*Entries from a dataset of interfaces:*
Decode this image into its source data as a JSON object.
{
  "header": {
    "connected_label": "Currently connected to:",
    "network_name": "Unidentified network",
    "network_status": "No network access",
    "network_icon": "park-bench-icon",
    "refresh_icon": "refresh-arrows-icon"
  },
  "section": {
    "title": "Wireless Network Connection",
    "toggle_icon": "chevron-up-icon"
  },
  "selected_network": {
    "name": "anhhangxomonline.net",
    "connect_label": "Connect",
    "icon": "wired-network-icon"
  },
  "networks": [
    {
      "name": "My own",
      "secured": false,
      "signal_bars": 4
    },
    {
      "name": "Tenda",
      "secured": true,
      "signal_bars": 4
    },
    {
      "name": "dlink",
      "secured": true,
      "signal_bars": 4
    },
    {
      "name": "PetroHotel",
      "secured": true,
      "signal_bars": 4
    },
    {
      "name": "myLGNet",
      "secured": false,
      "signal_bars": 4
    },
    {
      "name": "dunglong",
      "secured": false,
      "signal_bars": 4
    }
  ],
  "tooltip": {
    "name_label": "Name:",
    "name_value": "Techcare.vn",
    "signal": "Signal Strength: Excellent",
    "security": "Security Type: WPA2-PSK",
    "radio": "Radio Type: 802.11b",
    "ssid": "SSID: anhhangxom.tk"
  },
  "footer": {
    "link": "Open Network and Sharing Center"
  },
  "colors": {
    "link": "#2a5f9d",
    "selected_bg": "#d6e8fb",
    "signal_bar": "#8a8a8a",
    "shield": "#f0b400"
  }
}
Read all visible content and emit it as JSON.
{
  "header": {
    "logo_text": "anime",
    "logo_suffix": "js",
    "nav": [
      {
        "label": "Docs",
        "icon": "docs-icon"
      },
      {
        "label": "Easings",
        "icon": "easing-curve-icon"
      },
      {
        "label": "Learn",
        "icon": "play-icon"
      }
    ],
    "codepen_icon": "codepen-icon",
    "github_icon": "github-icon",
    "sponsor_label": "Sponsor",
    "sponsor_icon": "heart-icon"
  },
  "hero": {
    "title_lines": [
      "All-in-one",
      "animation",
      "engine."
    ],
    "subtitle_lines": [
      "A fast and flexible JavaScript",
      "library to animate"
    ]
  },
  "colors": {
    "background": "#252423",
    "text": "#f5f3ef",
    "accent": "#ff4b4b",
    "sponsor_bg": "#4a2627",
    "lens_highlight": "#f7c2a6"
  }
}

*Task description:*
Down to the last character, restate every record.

*Exercise output:*
Decode this image into its source data as a JSON object.
{
  "header": {
    "connected_label": "Currently connected to:",
    "network_name": "Unidentified network",
    "network_status": "No network access",
    "network_icon": "park-bench-icon",
    "refresh_icon": "refresh-arrows-icon"
  },
  "section": {
    "title": "Wireless Network Connection",
    "toggle_icon": "chevron-up-icon"
  },
  "selected_network": {
    "name": "anhhangxomonline.net",
    "connect_label": "Connect",
    "icon": "wired-network-icon"
  },
  "networks": [
    {
      "name": "My own",
      "secured": false,
      "signal_bars": 4
    },
    {
      "name": "Tenda",
      "secured": true,
      "signal_bars": 4
    },
    {
      "name": "dlink",
      "secured": true,
      "signal_bars": 4
    },
    {
      "name": "PetroHotel",
      "secured": true,
      "signal_bars": 4
    },
    {
      "name": "myLGNet",
      "secured": false,
      "signal_bars": 4
    },
    {
      "name": "dunglong",
      "secured": false,
      "signal_bars": 4
    }
  ],
  "tooltip": {
    "name_label": "Name:",
    "name_value": "Techcare.vn",
    "signal": "Signal Strength: Excellent",
    "security": "Security Type: WPA2-PSK",
    "radio": "Radio Type: 802.11b",
    "ssid": "SSID: anhhangxom.tk"
  },
  "footer": {
    "link": "Open Network and Sharing Center"
  },
  "colors": {
    "link": "#2a5f9d",
    "selected_bg": "#d6e8fb",
    "signal_bar": "#8a8a8a",
    "shield": "#f0b400"
  }
}
Read all visible content and emit it as JSON.
{
  "header": {
    "logo_text": "anime",
    "logo_suffix": "js",
    "nav": [
      {
        "label": "Docs",
        "icon": "docs-icon"
      },
      {
        "label": "Easings",
        "icon": "easing-curve-icon"
      },
      {
        "label": "Learn",
        "icon": "play-icon"
      }
    ],
    "codepen_icon": "codepen-icon",
    "github_icon": "github-icon",
    "sponsor_label": "Sponsor",
    "sponsor_icon": "heart-icon"
  },
  "hero": {
    "title_lines": [
      "All-in-one",
      "animation",
      "engine."
    ],
    "subtitle_lines": [
      "A fast and flexible JavaScript",
      "library to animate"
    ]
  },
  "colors": {
    "background": "#252423",
    "text": "#f5f3ef",
    "accent": "#ff4b4b",
    "sponsor_bg": "#4a2627",
    "lens_highlight": "#f7c2a6"
  }
}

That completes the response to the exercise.